Three committees in the House of Representatives teamed up Monday to pursue missing information about conversations between President Donald Trump and Russian President Vladimir Putin following news reports that Trump took actions to conceal and even destroy records of those talks. Such records, House Democrats contend, should be protected under a Watergate-era law.
The letters, which come from Democratic Reps. Adam Schiff of California, Eliot Engel of New York, and Elijah Cummings of Maryland, who head the committees on intelligence, foreign affairs, and government oversight and reform, respectively, request internal documents about meetings and phone calls between Trump and Putin, any efforts to destroy those records, and any policy implications relevant to the committees. The letters, addressed to Secretary of State Mike Pompeo and White House Chief of Staff Mick Mulvaney, request the information by March 15.
In January, the Washington Post reported that Trump had tried to conceal records of meetings with Putin, including confiscating his interpreter’s notes after a meeting in Germany in 2017. As a result, “there is no detailed record, even in classified files, of Trump’s face-to-face interactions with the Russian leader at five locations over the past two years,” the Post reported. Democrats in Congress quickly raised questions about whether this violated the Presidential Records Act, legislation passed after Watergate to ensure that the president’s records ultimately belong to the public. The three committees first requested information from the White House about the meetings last month, but received no response.
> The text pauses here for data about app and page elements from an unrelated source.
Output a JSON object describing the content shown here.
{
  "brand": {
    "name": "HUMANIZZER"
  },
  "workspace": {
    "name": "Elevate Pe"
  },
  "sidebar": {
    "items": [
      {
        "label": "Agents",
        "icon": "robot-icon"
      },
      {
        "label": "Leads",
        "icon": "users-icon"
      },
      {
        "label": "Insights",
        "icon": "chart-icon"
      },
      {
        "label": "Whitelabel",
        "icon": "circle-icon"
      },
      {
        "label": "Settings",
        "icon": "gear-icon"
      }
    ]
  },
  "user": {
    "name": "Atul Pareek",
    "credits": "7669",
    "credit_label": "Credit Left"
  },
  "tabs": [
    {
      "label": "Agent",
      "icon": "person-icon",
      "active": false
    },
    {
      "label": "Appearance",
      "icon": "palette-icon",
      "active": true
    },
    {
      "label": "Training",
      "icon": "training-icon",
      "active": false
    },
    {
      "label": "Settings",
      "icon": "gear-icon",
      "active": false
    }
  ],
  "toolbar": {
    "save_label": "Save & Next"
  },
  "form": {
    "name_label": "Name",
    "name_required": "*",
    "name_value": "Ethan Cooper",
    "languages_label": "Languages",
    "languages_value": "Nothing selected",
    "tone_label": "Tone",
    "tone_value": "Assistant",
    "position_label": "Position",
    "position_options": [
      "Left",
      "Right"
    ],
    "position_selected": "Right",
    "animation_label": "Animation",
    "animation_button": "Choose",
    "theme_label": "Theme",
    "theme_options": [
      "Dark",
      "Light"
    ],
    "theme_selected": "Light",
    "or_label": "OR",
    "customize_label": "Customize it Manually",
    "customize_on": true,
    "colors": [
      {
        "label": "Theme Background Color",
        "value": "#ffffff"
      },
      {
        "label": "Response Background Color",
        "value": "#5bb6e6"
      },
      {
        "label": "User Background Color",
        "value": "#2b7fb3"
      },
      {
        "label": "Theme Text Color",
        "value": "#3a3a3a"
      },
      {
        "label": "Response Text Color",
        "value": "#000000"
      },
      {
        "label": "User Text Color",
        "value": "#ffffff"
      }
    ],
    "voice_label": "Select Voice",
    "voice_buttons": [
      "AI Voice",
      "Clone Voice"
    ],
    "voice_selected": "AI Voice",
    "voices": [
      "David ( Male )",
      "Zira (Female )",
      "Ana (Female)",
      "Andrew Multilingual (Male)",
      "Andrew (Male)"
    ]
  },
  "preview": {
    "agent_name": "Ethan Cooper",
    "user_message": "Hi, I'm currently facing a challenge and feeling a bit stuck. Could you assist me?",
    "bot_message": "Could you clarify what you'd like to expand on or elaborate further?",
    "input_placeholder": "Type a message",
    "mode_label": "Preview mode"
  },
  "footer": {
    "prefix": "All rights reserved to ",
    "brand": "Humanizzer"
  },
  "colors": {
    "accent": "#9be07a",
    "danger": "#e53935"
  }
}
“These allegations, if true, raise profound national security, counterintelligence, and foreign policy concerns, especially in light of Russia’s ongoing active measures campaign to improperly influence American elections,” Schiff, Engel, and Cummings said in a statement.
The requests come on the same day that the House Judiciary Committee launched a sweeping probe into Trump allegations of abuse of power, corruption, and obstruction of justice.